## Information
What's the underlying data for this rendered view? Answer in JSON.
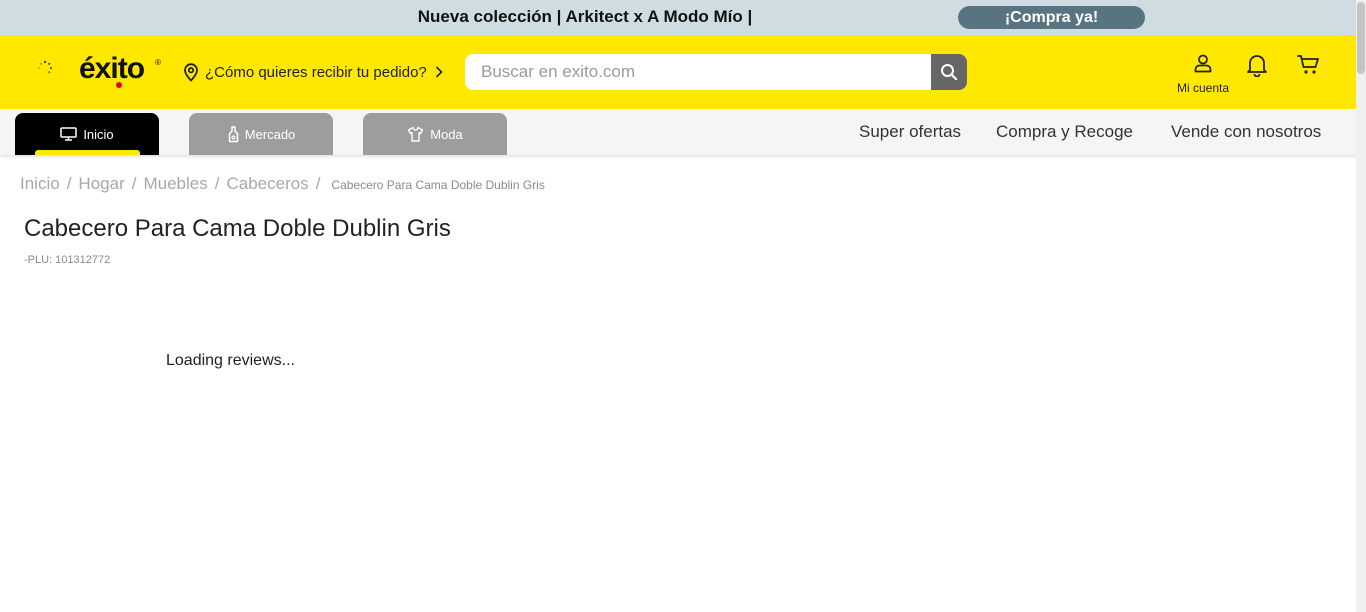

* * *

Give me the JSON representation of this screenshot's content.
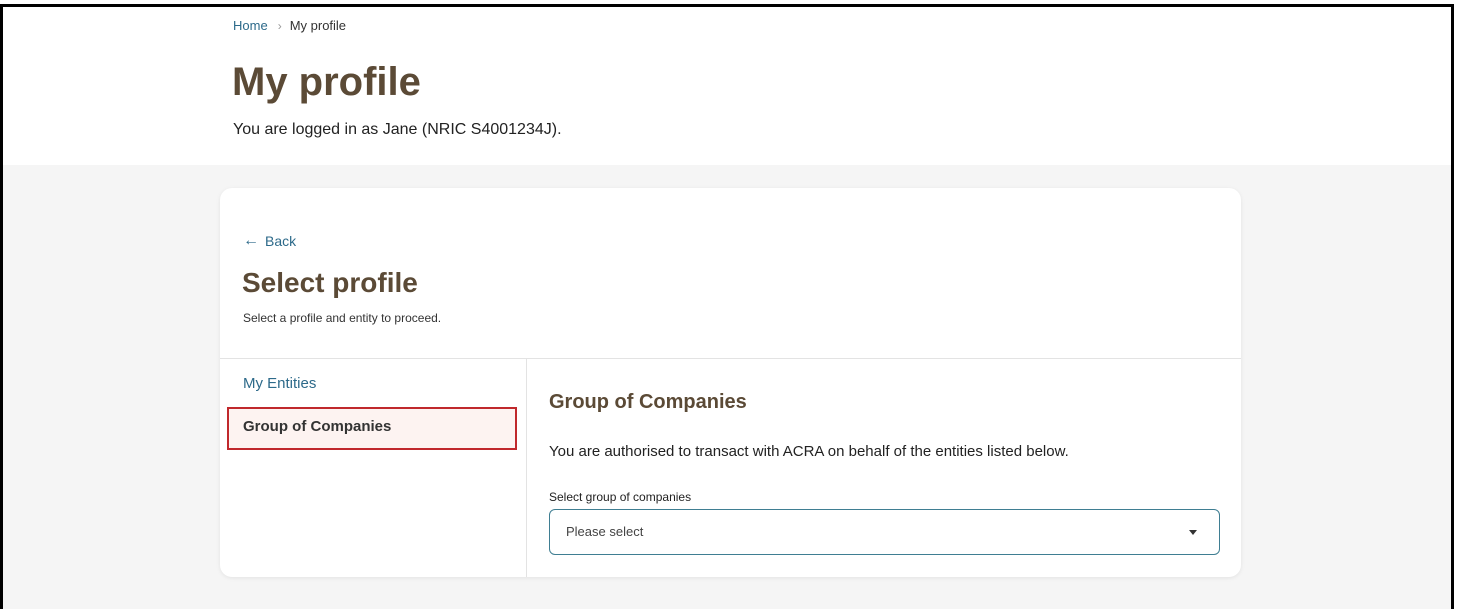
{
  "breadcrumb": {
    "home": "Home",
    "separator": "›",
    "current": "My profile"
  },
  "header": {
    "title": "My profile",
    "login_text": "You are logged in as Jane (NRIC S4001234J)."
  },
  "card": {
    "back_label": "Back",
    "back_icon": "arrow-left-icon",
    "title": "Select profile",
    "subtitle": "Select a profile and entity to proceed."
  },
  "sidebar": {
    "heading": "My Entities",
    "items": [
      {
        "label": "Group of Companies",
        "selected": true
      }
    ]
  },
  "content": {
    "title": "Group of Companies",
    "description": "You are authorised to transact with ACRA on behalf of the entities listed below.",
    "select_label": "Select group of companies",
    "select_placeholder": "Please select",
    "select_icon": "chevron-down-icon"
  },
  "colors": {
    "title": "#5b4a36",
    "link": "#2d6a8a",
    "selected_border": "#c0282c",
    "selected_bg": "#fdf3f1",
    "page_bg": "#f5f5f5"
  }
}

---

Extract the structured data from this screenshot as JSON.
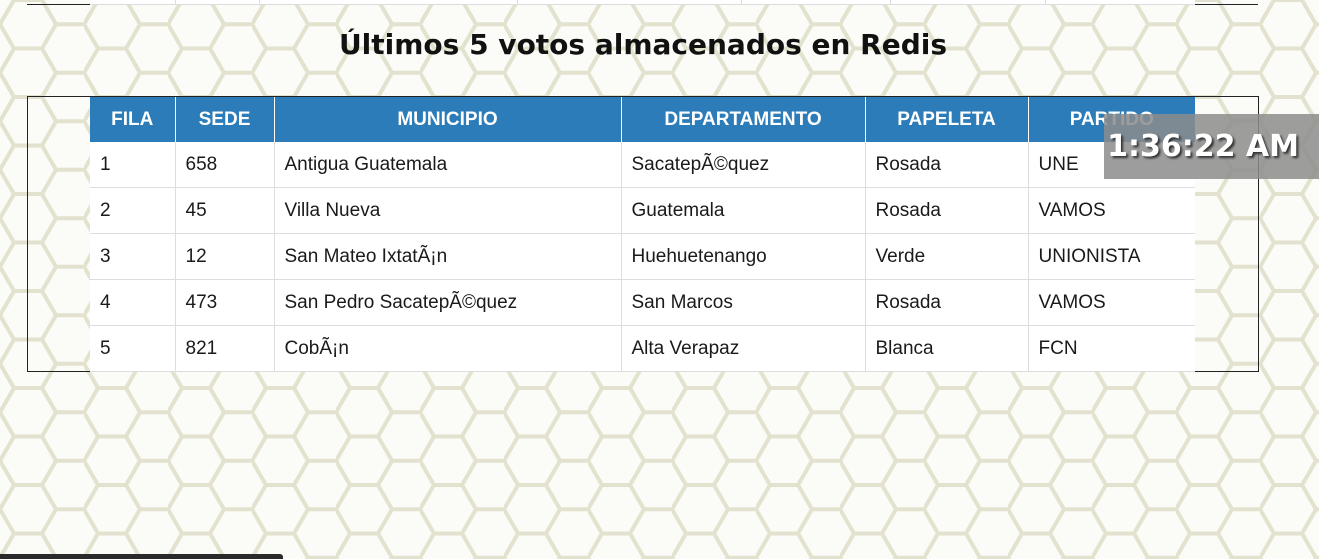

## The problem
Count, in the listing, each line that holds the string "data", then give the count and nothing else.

## Your solution
2